(Data items)
============================================================

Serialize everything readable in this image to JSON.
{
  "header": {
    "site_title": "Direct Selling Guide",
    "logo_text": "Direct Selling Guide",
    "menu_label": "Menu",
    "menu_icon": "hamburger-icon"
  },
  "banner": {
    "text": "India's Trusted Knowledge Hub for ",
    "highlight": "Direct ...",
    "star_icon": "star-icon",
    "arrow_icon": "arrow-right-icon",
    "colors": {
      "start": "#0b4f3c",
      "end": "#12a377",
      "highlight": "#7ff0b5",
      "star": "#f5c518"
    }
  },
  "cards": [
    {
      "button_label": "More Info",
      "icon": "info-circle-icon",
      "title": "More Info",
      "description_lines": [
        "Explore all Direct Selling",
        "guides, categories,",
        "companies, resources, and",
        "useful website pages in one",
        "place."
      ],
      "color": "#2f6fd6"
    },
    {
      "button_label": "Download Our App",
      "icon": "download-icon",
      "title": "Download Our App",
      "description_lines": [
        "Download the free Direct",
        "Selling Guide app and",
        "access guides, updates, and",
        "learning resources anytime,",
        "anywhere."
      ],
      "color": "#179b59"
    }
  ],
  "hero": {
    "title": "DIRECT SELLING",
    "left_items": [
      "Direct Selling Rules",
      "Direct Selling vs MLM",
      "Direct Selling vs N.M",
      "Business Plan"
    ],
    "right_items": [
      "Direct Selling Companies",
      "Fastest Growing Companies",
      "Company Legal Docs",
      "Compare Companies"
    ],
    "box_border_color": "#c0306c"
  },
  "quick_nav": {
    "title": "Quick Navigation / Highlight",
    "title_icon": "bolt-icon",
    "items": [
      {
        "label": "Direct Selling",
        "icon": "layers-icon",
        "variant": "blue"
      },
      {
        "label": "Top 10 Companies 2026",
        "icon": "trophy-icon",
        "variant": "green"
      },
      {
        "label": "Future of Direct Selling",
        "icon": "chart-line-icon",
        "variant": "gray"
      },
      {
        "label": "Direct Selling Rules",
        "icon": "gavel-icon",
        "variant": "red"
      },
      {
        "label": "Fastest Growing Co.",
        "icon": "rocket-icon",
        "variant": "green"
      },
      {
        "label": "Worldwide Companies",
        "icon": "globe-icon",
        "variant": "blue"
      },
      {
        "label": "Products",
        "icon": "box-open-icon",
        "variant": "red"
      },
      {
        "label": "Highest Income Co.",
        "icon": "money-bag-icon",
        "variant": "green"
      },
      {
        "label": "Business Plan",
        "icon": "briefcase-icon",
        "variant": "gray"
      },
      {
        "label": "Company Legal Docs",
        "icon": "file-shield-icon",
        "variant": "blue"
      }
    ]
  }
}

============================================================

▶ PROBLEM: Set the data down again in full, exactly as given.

▶ EXPECTED ANSWER:
Serialize everything readable in this image to JSON.
{
  "header": {
    "site_title": "Direct Selling Guide",
    "logo_text": "Direct Selling Guide",
    "menu_label": "Menu",
    "menu_icon": "hamburger-icon"
  },
  "banner": {
    "text": "India's Trusted Knowledge Hub for ",
    "highlight": "Direct ...",
    "star_icon": "star-icon",
    "arrow_icon": "arrow-right-icon",
    "colors": {
      "start": "#0b4f3c",
      "end": "#12a377",
      "highlight": "#7ff0b5",
      "star": "#f5c518"
    }
  },
  "cards": [
    {
      "button_label": "More Info",
      "icon": "info-circle-icon",
      "title": "More Info",
      "description_lines": [
        "Explore all Direct Selling",
        "guides, categories,",
        "companies, resources, and",
        "useful website pages in one",
        "place."
      ],
      "color": "#2f6fd6"
    },
    {
      "button_label": "Download Our App",
      "icon": "download-icon",
      "title": "Download Our App",
      "description_lines": [
        "Download the free Direct",
        "Selling Guide app and",
        "access guides, updates, and",
        "learning resources anytime,",
        "anywhere."
      ],
      "color": "#179b59"
    }
  ],
  "hero": {
    "title": "DIRECT SELLING",
    "left_items": [
      "Direct Selling Rules",
      "Direct Selling vs MLM",
      "Direct Selling vs N.M",
      "Business Plan"
    ],
    "right_items": [
      "Direct Selling Companies",
      "Fastest Growing Companies",
      "Company Legal Docs",
      "Compare Companies"
    ],
    "box_border_color": "#c0306c"
  },
  "quick_nav": {
    "title": "Quick Navigation / Highlight",
    "title_icon": "bolt-icon",
    "items": [
      {
        "label": "Direct Selling",
        "icon": "layers-icon",
        "variant": "blue"
      },
      {
        "label": "Top 10 Companies 2026",
        "icon": "trophy-icon",
        "variant": "green"
      },
      {
        "label": "Future of Direct Selling",
        "icon": "chart-line-icon",
        "variant": "gray"
      },
      {
        "label": "Direct Selling Rules",
        "icon": "gavel-icon",
        "variant": "red"
      },
      {
        "label": "Fastest Growing Co.",
        "icon": "rocket-icon",
        "variant": "green"
      },
      {
        "label": "Worldwide Companies",
        "icon": "globe-icon",
        "variant": "blue"
      },
      {
        "label": "Products",
        "icon": "box-open-icon",
        "variant": "red"
      },
      {
        "label": "Highest Income Co.",
        "icon": "money-bag-icon",
        "variant": "green"
      },
      {
        "label": "Business Plan",
        "icon": "briefcase-icon",
        "variant": "gray"
      },
      {
        "label": "Company Legal Docs",
        "icon": "file-shield-icon",
        "variant": "blue"
      }
    ]
  }
}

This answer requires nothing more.